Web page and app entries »
##############################

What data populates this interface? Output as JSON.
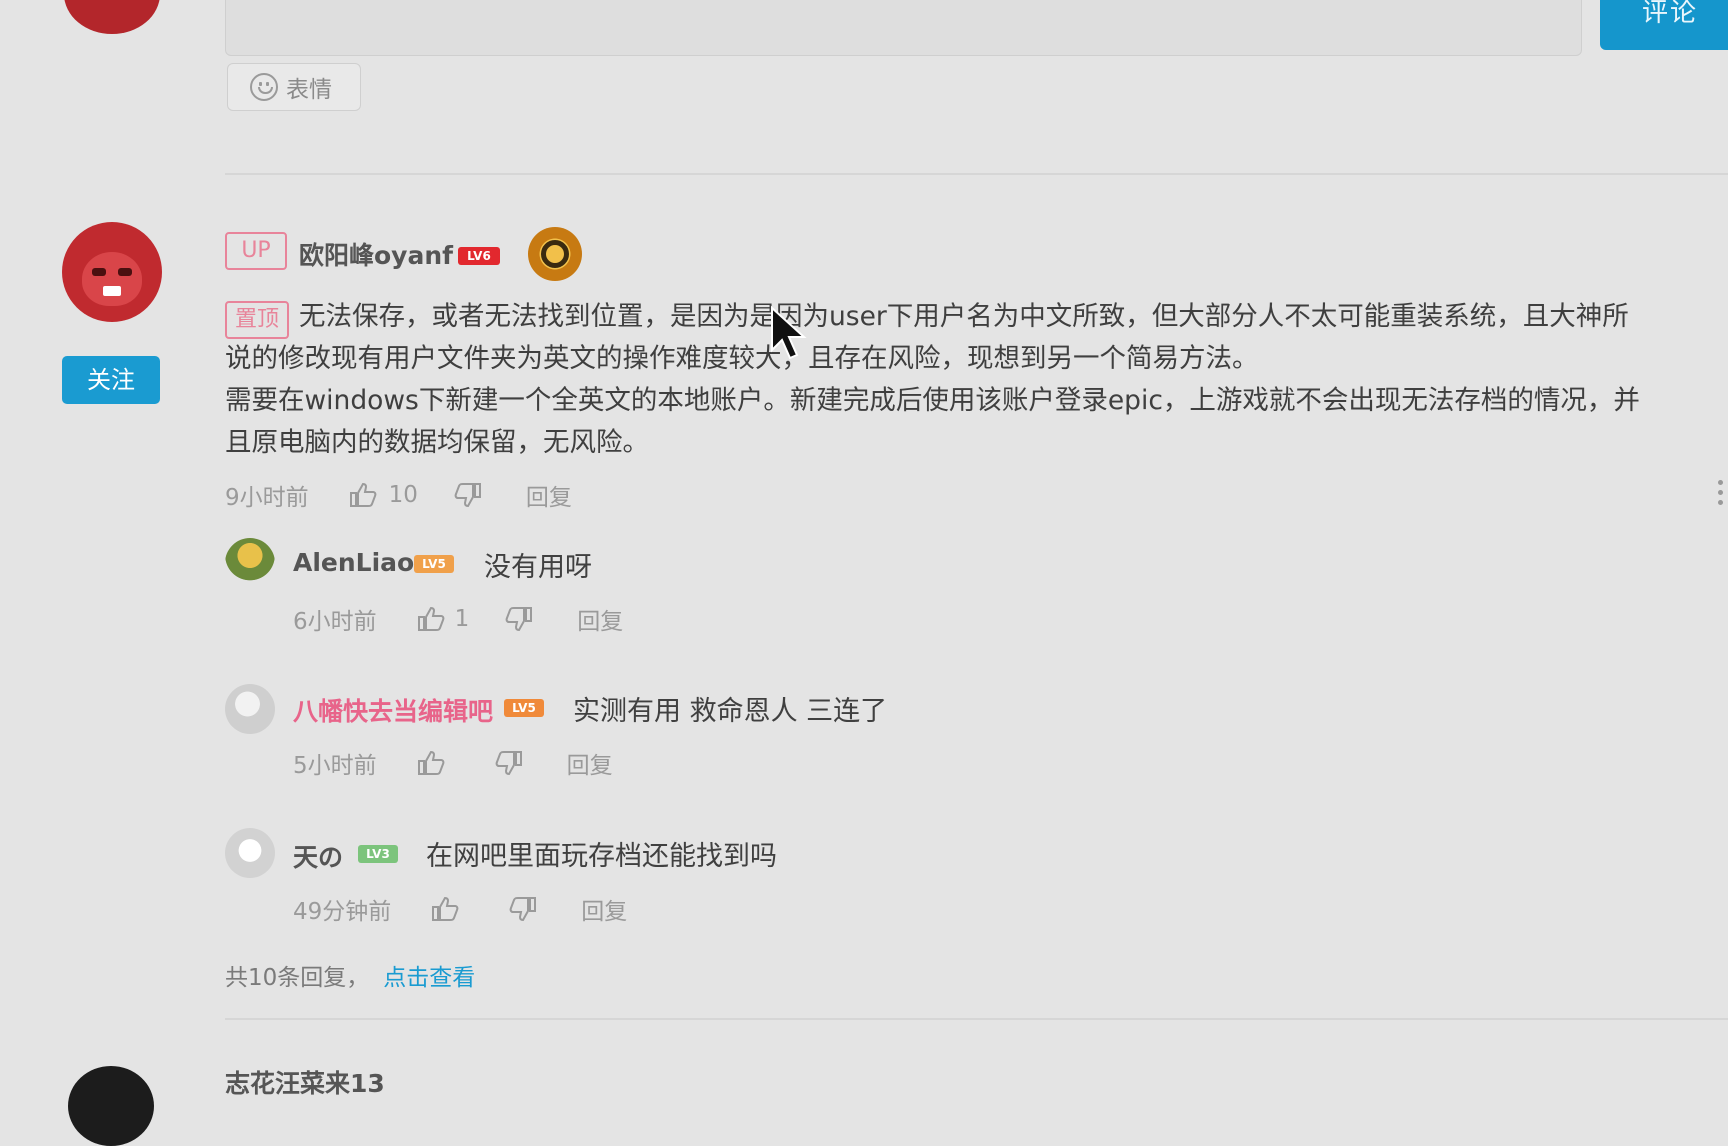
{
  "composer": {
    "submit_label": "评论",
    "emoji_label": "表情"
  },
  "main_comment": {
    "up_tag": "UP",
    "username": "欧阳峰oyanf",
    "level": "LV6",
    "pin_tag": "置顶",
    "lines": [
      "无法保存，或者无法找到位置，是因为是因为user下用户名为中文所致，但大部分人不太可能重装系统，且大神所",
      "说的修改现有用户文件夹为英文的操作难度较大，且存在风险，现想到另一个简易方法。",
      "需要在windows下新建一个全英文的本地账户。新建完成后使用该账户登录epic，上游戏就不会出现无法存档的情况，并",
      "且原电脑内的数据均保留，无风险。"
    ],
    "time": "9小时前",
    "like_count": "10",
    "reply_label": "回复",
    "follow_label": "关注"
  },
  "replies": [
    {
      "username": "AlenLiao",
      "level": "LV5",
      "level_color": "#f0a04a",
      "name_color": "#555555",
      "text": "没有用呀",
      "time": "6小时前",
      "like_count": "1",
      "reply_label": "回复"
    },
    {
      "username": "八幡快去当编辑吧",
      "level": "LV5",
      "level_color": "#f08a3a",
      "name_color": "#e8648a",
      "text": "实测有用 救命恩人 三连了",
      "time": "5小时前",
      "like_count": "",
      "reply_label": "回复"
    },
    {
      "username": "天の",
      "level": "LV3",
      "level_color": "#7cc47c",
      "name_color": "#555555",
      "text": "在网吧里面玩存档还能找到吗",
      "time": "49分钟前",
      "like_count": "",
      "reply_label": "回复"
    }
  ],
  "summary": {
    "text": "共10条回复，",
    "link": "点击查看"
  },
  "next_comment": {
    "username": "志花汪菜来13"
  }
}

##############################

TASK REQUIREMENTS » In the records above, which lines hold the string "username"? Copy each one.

ANSWER BOX »
    "username": "欧阳峰oyanf",
      "username": "AlenLiao",
      "username": "八幡快去当编辑吧",
      "username": "天の",
    "username": "志花汪菜来13"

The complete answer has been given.